YOUR OBJECTIVE: Copy every entry below exactly as it appears, leaving out the images.

Web page and app entries:
□ □ □
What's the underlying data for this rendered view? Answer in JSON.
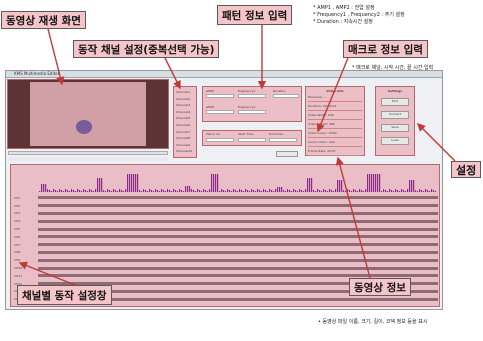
{
  "callouts": {
    "video_screen": "동영상 재생 화면",
    "pattern_input": "패턴 정보 입력",
    "channel_setting": "동작 채널 설정(중복선택 가능)",
    "macro_input": "매크로 정보 입력",
    "settings": "설정",
    "video_info": "동영상 정보",
    "channel_editor": "채널별 동작 설정창"
  },
  "notes": {
    "pattern_line1": "* AMP1 , AMP2 : 전압 설정",
    "pattern_line2": "* Frequency1 , Frequency2 : 주기 설정",
    "pattern_line3": "* Duration : 지속시간 설정",
    "macro_note": "* 매크로 채널, 시작 시간, 끝 시간 입력",
    "video_info_note": "• 동영상 파일 이름, 크기, 길이, 코덱 정보 등을 표시"
  },
  "screenshot": {
    "window_title": "KMS Multimedia Editor",
    "channels": [
      "Channel1",
      "Channel2",
      "Channel3",
      "Channel4",
      "Channel5",
      "Channel6",
      "Channel7",
      "Channel8",
      "Channel9",
      "Channel10"
    ],
    "pattern_labels": [
      "AMP1",
      "Frequency1",
      "Duration",
      "AMP2",
      "Frequency2"
    ],
    "macro_labels": [
      "Macro ch",
      "Start Time",
      "End Time"
    ],
    "video_info_title": "Video Info",
    "video_info_rows": [
      "Filename: ...",
      "Duration: 00:00:52",
      "Video Width: 640",
      "Video Height: 480",
      "Video Codec: H264",
      "Audio Codec: AAC",
      "Frame Rate: 29.97"
    ],
    "settings_title": "Settings",
    "settings_buttons": [
      "Port",
      "Connect",
      "Save",
      "Load"
    ],
    "track_labels": [
      "CH1",
      "CH2",
      "CH3",
      "CH4",
      "CH5",
      "CH6",
      "CH7",
      "CH8",
      "CH9",
      "CH10",
      "CH11",
      "CH12",
      "CH13",
      "CH14"
    ]
  },
  "colors": {
    "highlight": "#eb96a0",
    "callout_fill": "#f6c5c9",
    "arrow": "#c03a3a"
  }
}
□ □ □
SOLUTION TO THIS EXERCISE:
What's the underlying data for this rendered view? Answer in JSON.
{
  "callouts": {
    "video_screen": "동영상 재생 화면",
    "pattern_input": "패턴 정보 입력",
    "channel_setting": "동작 채널 설정(중복선택 가능)",
    "macro_input": "매크로 정보 입력",
    "settings": "설정",
    "video_info": "동영상 정보",
    "channel_editor": "채널별 동작 설정창"
  },
  "notes": {
    "pattern_line1": "* AMP1 , AMP2 : 전압 설정",
    "pattern_line2": "* Frequency1 , Frequency2 : 주기 설정",
    "pattern_line3": "* Duration : 지속시간 설정",
    "macro_note": "* 매크로 채널, 시작 시간, 끝 시간 입력",
    "video_info_note": "• 동영상 파일 이름, 크기, 길이, 코덱 정보 등을 표시"
  },
  "screenshot": {
    "window_title": "KMS Multimedia Editor",
    "channels": [
      "Channel1",
      "Channel2",
      "Channel3",
      "Channel4",
      "Channel5",
      "Channel6",
      "Channel7",
      "Channel8",
      "Channel9",
      "Channel10"
    ],
    "pattern_labels": [
      "AMP1",
      "Frequency1",
      "Duration",
      "AMP2",
      "Frequency2"
    ],
    "macro_labels": [
      "Macro ch",
      "Start Time",
      "End Time"
    ],
    "video_info_title": "Video Info",
    "video_info_rows": [
      "Filename: ...",
      "Duration: 00:00:52",
      "Video Width: 640",
      "Video Height: 480",
      "Video Codec: H264",
      "Audio Codec: AAC",
      "Frame Rate: 29.97"
    ],
    "settings_title": "Settings",
    "settings_buttons": [
      "Port",
      "Connect",
      "Save",
      "Load"
    ],
    "track_labels": [
      "CH1",
      "CH2",
      "CH3",
      "CH4",
      "CH5",
      "CH6",
      "CH7",
      "CH8",
      "CH9",
      "CH10",
      "CH11",
      "CH12",
      "CH13",
      "CH14"
    ]
  },
  "colors": {
    "highlight": "#eb96a0",
    "callout_fill": "#f6c5c9",
    "arrow": "#c03a3a"
  }
}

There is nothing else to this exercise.